of the nineteenth century, with its highly distinctive qualities and cen-
turies-old traditions. One's attention is drawn to a collection of distaffs
in a wide variety of shapes and patterns, made by unknown masters from
various Russian provinces. The first half of the eighteenth century saw
the flowering of many forms of folk art, in particular wood-carving,
pottery, weaving, needlework, and decorative lacquerwork.
In room 184 are displayed architect's drawings, prints, lithographs
and paintings which acquaint the viewer with the work of the greatest
architects of the first half of the nineteenth century, and with the archi-
tectural aspect of Russian towns and cities at that time.
Room 185 contains numerous exhibits which illustrate the great
achievements of Russian applied art in the first half of the nineteenth
century. These objects have the distinctive simplicity, organic harmony
and clarity of line which are characteristic of Russian Classicism. An ex-
ample of this style is provided by a suite of gilt furniture with upholstery
produced at the St Petersburg Tapestry Workshop in 1806. The two
tapestries representing Saturn and Aurora also belong to this suite and
the ensemble adorned one of the rooms in the Winter Palace.
An important role in interior design was played by bronze: chande-
liers, candelabra and vases. Those produced at the Imperial Glass Works
were particularly renowned. At the beginning of the nineteenth century
the famous architect Rossi became chief designer for that factory-the
oldest in the country. The large cut-glass vases, the candelabra and
standard lamps in this room were made from his drawings. Articles from
the Imperial Glass Works are notable for the rich effect of the faceted
glass which harmonizes with the gilded bronze setting.
Some of the finest examples of Russian porcelain are displayed in the
cases by the window. Besides articles produced by the Imperial Porcelain
Factory, St Petersburg, there are items from the private factories of
Gardner, Batenin, Popov, as well as ivory carvings and articles made of
tortoise-shell and horn.
Room 186. The paintings, prints and miniatures in this room
illustrate the development of Russian artistic life in the first half of the
nineteenth century. The distinguished Russian artist of the first half of
the nineteenth century Briullov (1799-1852) is represented by the
Portrait of Bobrinskaya. There are also works by his pupils Kapkov
(1816-1854) and Orlov (1812-1863), and by the talented serf artists
Tropinin (1776-1857), Argunov (1771-1829) and Tulov. The work
of the pupils of Venetsianov is also well represented.
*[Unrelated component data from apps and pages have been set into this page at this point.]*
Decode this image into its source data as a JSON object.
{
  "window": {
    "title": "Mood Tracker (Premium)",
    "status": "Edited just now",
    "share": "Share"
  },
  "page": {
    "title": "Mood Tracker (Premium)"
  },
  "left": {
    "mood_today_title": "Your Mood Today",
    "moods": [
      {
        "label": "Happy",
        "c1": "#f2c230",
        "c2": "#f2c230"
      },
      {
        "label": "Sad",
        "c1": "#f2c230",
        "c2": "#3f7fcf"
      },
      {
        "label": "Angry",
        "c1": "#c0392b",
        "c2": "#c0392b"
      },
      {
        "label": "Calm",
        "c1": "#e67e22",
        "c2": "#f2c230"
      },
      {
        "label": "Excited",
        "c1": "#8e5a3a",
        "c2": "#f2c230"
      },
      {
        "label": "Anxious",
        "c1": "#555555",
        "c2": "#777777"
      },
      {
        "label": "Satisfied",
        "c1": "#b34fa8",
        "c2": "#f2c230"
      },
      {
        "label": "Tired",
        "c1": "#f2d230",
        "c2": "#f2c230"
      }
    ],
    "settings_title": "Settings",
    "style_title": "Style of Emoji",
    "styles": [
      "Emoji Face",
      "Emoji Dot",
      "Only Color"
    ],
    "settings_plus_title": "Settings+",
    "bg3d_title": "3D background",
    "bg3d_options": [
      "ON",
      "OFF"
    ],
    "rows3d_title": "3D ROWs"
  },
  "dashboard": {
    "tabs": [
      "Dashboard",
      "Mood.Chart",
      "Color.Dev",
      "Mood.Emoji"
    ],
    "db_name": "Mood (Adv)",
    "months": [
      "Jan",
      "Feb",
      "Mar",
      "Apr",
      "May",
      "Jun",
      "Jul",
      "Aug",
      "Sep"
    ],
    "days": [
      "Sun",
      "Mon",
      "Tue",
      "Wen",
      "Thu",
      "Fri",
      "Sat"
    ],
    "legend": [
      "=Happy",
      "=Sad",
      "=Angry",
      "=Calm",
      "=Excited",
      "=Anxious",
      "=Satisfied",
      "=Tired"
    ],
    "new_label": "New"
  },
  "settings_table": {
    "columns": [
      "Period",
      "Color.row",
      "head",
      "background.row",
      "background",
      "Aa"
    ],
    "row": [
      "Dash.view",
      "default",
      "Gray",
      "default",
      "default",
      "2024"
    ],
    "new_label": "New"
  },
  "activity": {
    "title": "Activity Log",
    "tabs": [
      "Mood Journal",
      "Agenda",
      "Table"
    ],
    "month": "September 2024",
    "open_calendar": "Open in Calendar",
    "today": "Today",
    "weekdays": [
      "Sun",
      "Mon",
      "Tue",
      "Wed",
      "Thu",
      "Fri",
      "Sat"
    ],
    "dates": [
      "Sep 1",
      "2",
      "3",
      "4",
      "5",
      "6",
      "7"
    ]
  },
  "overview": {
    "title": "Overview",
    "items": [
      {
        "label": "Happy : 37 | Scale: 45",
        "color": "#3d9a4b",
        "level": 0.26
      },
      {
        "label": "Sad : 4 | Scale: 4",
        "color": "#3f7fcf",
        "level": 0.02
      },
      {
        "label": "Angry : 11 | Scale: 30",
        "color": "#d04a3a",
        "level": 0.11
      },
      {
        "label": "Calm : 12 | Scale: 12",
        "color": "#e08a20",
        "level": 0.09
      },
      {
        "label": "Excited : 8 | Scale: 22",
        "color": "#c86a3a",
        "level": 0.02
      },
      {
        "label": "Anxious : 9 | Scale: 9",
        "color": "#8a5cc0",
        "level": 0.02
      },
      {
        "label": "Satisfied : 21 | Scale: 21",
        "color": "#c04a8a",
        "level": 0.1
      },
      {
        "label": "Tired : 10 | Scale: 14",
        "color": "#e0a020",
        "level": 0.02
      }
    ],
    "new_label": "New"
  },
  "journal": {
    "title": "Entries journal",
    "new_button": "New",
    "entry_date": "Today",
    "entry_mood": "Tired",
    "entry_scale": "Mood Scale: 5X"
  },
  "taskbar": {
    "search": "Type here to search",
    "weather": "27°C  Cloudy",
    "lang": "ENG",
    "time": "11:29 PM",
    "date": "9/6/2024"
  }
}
There are also interesting pictures of interiors in the Winter Palace,
a rare collection of which is preserved in the Hermitage.
In room 187 are exhibits illustrating the disintegration of the feudal
system in Russia in the middle of the nineteenth century. Water-colours
and lithographs by Timm (1810-1895) and Filippov (1830-1878)
portray various episodes in the Crimean War of 1853-56, the heroism
of the soldiers defending Sevastopol.
The fine portraits by Gay (1831 - 1894), founder member of the
Society for Circulating Art Exhibitions, are a reminder of the awakening
of social consciousness in Russia, of the new ideas for the reform of the
old system. These portraits depict Herzen and Nekrasov. There is also
a portrait of Chernyshevsky (?) by Petrov (1833-1882).
The exhibition ends with a display of material relating to the peasant
reform of 1861.
A selection of Russian seventeenth to twentieth century objets d'art
is displayed in the Gold Room.